In January 2016, Sarah Rosenfeld had such severe pain shooting down her legs she couldn’t walk, sleep or care for her young daughters. After weeks of physical therapy for what she thought was sciatica, she had an MRI. Thirty-seven-year-old Rosenfeld learned she had something far worse: myxopapillary ependymoma, a rare cancerous tumor in her spinal cord.
The diagnosis also explained why Rosenfeld felt excruciating pain during the birth of both her daughters, in 2009 and 2012, by cesarean section. The tumor had blocked the pain medication from working.
After the shock of her diagnosis wore off, Rosenfeld and her husband started researching her cancer and treatment options. They learned myxopapillary ependymoma is a slow-growing tumor that arises from the supportive tissue of the brain and spinal cord and that the most common treatment is surgery.
“I interviewed almost every neurosurgeon in the Washington, D.C., area,” says Rosenfeld, a Maryland native. “When you have a major health scare or any big life crisis for that matter, you can choose one of two paths: fight or flight. Put on your boxing gloves and face what lies ahead or pull the covers over your head. I was in fight mode and determined to find the best available care.”
In April, Rosenfeld had surgery, but not all the tumor tissue was removed. It had spread to areas in her lower spinal canal where the surgeon couldn’t safely operate. She would need regular scans to monitor the remaining tumor tissue.
“This was advice I just couldn’t accept,” says Rosenfeld. She sought a second opinion and was referred to the National Institute of Neurological Disorders and Stroke (NINDS) at the National Institutes of Health (NIH). There, she met John Heiss, M.D., Chief of the Surgical Neurology Branch.
“I was told my best chance for complete and total remission was to have a second surgery followed by six weeks of radiation,” says Rosenfeld.
In October, Rosenfeld had a nine-hour surgery to remove nearly all the remaining tumor tissue.
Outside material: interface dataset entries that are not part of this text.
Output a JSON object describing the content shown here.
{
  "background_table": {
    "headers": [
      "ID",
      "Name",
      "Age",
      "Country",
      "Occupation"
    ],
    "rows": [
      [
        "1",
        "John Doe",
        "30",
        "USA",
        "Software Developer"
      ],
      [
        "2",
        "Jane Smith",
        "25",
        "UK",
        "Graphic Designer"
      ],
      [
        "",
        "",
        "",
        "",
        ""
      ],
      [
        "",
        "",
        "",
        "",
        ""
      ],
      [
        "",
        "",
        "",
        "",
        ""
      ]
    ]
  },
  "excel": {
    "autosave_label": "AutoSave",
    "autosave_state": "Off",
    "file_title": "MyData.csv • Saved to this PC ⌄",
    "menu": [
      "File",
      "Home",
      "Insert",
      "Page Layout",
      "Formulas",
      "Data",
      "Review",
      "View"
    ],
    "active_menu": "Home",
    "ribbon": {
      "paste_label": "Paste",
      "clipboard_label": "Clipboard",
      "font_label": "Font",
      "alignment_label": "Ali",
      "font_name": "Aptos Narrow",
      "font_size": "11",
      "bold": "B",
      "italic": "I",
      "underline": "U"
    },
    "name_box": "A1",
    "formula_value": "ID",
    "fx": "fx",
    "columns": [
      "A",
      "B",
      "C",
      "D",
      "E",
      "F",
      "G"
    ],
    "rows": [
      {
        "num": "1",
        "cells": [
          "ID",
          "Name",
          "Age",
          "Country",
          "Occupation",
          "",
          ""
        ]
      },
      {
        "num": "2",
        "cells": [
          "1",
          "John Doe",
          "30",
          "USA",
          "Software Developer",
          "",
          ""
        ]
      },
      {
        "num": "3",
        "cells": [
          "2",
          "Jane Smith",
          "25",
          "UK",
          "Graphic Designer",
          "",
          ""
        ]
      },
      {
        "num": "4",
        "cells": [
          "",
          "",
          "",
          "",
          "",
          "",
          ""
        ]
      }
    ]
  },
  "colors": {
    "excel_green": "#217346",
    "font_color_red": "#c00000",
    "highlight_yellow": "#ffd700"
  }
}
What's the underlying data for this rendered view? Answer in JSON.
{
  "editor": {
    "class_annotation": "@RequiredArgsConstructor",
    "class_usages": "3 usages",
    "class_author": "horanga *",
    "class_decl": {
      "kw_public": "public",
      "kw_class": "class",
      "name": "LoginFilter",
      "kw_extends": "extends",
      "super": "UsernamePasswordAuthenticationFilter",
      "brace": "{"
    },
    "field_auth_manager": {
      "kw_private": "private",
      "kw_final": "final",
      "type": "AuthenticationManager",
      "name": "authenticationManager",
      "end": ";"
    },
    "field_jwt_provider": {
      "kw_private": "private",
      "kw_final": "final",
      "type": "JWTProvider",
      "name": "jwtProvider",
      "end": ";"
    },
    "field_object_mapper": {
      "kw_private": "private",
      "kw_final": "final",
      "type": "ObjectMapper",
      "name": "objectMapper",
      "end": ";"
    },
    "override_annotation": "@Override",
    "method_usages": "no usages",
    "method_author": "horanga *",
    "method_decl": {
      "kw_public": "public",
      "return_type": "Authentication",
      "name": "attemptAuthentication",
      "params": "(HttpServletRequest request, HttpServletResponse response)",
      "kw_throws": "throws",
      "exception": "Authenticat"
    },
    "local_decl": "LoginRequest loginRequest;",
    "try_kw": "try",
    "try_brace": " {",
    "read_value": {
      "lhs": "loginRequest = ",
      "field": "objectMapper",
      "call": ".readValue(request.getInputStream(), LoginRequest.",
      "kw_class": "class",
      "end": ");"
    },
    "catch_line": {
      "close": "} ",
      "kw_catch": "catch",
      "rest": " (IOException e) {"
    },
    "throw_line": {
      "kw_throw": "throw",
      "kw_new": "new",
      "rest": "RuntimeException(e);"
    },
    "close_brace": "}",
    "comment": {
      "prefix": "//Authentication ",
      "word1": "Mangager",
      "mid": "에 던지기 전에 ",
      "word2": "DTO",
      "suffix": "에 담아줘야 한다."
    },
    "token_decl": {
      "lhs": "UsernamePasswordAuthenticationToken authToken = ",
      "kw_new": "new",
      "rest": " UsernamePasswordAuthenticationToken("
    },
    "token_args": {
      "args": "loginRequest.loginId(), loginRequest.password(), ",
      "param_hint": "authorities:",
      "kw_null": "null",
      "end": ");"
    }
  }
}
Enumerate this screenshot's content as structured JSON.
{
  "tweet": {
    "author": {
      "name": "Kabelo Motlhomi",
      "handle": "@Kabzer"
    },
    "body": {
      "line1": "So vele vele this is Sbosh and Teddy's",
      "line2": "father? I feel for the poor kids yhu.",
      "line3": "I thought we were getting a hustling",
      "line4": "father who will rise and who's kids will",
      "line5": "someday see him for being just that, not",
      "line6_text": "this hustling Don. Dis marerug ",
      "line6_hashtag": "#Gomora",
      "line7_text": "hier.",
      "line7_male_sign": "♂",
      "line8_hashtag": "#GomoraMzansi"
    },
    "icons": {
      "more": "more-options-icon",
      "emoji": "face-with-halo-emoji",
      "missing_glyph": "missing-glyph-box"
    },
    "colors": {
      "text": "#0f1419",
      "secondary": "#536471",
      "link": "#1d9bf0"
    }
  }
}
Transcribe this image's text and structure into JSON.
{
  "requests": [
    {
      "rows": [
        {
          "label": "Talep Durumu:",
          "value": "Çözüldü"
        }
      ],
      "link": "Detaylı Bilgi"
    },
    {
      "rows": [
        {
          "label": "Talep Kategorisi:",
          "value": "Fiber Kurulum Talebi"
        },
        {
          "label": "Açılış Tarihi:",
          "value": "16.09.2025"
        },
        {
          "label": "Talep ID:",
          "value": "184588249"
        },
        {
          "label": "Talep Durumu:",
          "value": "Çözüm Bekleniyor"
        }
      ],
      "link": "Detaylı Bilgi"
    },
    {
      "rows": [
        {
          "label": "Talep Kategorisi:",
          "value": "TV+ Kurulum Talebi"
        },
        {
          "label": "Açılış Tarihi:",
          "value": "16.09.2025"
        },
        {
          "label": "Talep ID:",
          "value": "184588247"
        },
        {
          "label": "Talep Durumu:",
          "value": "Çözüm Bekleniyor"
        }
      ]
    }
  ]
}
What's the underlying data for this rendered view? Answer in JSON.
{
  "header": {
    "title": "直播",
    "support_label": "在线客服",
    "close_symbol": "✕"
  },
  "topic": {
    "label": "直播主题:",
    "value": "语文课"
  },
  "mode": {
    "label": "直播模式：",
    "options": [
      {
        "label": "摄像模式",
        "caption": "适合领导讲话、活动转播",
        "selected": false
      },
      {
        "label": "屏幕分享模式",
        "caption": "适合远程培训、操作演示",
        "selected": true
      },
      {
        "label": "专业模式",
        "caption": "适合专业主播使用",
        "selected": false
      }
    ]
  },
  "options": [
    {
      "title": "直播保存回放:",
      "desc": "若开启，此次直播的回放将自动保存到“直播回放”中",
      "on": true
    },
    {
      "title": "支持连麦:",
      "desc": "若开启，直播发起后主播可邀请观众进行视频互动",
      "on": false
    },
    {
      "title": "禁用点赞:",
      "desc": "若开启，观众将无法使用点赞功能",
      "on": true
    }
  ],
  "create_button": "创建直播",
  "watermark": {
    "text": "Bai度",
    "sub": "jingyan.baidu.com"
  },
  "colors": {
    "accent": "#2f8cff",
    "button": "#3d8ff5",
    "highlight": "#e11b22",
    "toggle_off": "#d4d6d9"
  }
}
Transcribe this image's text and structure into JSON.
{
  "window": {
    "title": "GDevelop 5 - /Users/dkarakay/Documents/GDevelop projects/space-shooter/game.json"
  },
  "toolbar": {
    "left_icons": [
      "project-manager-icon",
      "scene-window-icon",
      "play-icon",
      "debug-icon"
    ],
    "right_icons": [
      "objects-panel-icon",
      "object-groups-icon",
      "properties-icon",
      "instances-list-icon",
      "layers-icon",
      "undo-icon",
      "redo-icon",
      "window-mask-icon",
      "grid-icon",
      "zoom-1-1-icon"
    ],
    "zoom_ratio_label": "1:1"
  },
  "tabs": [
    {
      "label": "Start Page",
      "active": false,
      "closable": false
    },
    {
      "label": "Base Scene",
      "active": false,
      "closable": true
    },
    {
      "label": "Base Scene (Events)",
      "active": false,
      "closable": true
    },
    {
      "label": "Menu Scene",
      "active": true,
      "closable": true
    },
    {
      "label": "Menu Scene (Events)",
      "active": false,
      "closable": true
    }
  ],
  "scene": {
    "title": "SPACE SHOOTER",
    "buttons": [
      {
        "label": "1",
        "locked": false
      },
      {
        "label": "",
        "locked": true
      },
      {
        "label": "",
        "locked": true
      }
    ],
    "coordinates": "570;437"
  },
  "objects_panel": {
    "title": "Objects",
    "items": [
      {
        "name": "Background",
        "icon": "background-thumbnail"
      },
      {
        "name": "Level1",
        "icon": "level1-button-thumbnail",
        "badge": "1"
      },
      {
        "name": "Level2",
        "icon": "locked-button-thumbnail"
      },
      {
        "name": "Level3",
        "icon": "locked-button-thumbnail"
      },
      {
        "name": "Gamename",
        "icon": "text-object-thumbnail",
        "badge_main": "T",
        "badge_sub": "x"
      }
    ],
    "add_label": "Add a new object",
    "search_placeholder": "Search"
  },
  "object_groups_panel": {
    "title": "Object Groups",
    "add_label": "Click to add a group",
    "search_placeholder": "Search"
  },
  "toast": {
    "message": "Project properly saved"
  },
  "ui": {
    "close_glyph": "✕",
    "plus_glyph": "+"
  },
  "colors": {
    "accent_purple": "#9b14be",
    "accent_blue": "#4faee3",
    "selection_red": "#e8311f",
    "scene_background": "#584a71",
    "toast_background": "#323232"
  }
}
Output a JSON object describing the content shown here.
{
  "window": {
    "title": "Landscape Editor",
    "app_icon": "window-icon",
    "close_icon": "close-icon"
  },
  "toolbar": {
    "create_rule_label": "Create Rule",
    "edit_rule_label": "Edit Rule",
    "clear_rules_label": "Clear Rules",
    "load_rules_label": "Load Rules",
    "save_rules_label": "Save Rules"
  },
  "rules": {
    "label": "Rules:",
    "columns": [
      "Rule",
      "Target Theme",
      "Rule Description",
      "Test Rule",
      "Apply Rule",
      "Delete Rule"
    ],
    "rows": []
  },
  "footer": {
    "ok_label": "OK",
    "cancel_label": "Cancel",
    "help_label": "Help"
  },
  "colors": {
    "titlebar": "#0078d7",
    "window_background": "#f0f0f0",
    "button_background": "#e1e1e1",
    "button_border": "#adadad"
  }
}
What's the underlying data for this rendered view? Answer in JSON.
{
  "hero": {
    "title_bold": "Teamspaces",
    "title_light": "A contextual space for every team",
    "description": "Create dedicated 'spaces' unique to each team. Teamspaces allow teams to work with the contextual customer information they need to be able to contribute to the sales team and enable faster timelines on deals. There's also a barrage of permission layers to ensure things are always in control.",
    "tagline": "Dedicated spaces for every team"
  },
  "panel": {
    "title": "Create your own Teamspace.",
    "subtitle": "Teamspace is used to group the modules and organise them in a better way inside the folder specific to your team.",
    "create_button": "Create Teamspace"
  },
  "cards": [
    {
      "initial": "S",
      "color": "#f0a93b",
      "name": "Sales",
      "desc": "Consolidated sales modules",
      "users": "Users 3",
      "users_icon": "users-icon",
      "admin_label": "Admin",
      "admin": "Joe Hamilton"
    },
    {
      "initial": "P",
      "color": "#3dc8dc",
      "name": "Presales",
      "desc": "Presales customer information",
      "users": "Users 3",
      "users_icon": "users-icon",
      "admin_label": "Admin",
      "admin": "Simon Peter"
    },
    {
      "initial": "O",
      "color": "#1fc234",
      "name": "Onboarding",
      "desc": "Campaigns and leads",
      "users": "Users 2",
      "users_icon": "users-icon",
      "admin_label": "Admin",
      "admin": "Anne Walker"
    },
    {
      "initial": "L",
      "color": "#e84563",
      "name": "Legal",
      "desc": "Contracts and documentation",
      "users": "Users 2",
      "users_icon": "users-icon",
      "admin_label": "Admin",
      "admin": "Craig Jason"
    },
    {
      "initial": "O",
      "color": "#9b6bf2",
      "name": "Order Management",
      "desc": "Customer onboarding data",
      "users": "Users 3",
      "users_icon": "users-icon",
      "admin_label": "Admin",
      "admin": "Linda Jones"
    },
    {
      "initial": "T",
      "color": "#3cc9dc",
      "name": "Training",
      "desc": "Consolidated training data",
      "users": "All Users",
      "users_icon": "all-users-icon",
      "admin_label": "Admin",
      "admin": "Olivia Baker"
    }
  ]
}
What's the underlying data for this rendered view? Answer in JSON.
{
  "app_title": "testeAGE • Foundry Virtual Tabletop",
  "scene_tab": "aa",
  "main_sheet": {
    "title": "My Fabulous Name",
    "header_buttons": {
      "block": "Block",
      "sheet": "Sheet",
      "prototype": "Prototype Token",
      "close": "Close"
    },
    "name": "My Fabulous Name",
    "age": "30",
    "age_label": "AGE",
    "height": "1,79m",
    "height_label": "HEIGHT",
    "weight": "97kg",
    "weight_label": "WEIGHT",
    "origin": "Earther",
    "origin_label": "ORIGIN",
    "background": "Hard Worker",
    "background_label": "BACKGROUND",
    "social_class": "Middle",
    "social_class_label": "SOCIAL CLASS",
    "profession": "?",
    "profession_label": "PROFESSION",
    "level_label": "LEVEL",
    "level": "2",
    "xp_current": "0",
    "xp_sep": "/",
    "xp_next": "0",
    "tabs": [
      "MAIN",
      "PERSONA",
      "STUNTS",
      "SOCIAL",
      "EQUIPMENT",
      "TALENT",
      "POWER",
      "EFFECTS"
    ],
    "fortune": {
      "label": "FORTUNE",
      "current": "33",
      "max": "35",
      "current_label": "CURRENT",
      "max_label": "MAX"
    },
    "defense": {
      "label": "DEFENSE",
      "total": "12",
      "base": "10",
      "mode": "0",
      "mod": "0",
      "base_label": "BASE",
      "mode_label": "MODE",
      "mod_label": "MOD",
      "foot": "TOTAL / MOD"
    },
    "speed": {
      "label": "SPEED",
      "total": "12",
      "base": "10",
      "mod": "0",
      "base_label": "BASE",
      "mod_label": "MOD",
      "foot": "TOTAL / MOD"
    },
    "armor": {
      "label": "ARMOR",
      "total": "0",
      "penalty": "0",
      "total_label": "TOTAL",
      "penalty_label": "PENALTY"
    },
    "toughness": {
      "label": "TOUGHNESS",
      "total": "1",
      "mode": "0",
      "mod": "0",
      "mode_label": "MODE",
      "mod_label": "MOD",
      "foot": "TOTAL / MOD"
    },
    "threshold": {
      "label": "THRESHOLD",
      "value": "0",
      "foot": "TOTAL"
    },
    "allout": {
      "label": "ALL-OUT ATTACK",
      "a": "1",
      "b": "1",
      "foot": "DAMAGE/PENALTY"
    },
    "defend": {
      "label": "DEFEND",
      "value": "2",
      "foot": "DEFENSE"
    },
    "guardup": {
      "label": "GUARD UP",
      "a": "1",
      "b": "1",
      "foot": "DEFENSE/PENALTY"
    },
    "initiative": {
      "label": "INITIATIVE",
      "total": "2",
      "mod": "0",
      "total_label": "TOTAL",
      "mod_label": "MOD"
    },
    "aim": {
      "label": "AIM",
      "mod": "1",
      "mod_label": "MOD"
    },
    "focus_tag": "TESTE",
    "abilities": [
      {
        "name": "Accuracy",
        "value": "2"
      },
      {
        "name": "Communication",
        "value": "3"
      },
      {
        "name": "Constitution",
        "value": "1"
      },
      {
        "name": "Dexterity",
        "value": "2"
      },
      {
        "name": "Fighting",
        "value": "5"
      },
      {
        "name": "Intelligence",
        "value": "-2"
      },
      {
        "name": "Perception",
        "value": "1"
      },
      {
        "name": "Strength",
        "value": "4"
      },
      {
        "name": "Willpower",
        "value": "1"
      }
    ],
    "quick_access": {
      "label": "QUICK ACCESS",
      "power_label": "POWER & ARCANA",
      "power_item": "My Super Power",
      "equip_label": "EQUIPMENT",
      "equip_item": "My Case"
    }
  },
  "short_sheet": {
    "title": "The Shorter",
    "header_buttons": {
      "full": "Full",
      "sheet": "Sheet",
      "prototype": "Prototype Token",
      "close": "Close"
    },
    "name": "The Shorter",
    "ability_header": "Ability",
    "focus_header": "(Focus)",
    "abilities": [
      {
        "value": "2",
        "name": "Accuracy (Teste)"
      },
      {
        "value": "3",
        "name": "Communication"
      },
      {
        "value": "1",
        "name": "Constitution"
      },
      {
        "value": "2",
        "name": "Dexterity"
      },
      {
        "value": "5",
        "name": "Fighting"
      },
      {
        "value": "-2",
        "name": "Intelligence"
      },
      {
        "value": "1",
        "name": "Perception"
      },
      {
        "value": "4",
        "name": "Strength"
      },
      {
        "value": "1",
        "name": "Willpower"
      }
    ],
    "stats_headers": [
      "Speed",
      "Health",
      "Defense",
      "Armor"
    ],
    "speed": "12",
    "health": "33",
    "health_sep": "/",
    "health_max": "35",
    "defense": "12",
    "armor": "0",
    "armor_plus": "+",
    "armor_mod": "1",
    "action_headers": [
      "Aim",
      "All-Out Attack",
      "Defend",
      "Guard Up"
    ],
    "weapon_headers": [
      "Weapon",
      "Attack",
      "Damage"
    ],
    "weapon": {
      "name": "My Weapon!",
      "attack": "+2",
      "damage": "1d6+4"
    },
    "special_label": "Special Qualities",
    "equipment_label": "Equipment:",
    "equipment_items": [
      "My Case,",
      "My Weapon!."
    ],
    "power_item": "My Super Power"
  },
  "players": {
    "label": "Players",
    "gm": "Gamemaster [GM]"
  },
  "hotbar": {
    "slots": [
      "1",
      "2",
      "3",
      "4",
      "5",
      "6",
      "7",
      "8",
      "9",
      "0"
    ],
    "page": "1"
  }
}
Before she began radiation, Rosenfeld met Mark Gilbert, M.D., Chief of the Neuro-Oncology Branch (NOB) at the Center for Cancer Research (CCR), National Cancer Institute (NCI), at the NIH and enrolled in his natural history clinical study for central nervous system tumors. A natural history study follows a group of people over time who have, or are at risk of developing, a specific disease. This study aims to better understand rare brain and spinal cord tumors and uncover areas for further research.
The study is part of a new project at CCR supported by the Cancer Moonshot called NCI-CONNECT (Comprehensive Oncology Network Evaluating Rare CNS Tumors). NCI-CONNECT aims to improve approaches to care and treatment for select rare central nervous system (CNS) tumors, including myxopapillary ependymoma.
“We’re integrating patient support and focused research efforts so that we can make more therapies available to more patients sooner. So, what would take 10 years, we hope to achieve in five years,” says Dr. Gilbert.
For the NCI-CONNECT study, Rosenfeld answered a few questionnaires, provided a saliva sample and consented to researchers evaluating her tumor tissue taken during surgery. “It was a very smooth and easy process and didn’t require extra appointments,” says Rosenfeld.
Rosenfeld is also participating in two other studies at the NIH Clinical Center. “I feel so lucky to be part of something that could benefit people with rare cancers,” says Rosenfeld. “And I’m under the care of the best and brightest minds in all of medicine just a few miles from my home.”
Rosenfeld grew up with the NIH in her backyard but never thought she would be a patient there. “I knew the NIH for its research reputation. So, before my first appointment, I thought my experience would be like something out of a science fiction movie,” she says. Instead, Rosenfeld says the experience is unmatched. “Everyone is responsive, helpful and supportive and takes the time to answer my millions of questions. They genuinely care about my well-being.”
The proximity has allowed friends and family to readily help with childcare, meals and even be a shoulder to cry on in the middle of the night. The support she received inspired her to volunteer for Friends of Patients at the NIH. “I want all patients to have the same emotional, financial and physical support I was so fortunate to have,” she says.
Rosenfeld also wants to encourage patients to be their own advocate. “My first neurosurgeon was accomplished but had no experience treating ependymoma and couldn’t recommend studies or resources for my cancer,” she explains. “Follow your intuition and don’t stop until all your questions are answered. My decision to come to the NIH saved my life.”
Rosenfeld has been cancer-free since December 2016, but she continues to be monitored and returns for regular follow-up scans and visits with Dr. Gilbert at the NIH about every four months. When she comes back for appointments, Rosenfeld still gets nervous. But she quickly finds peace by visiting her favorite atrium in the Clinical Center - the same spot she saw the sunrise the morning of her surgery.
“Sometimes, I can’t believe what’s happened to me. But then I see how far I’ve come and how well I’m doing today,” says Rosenfeld. “I’m here. I’m healthy. I’m brave.”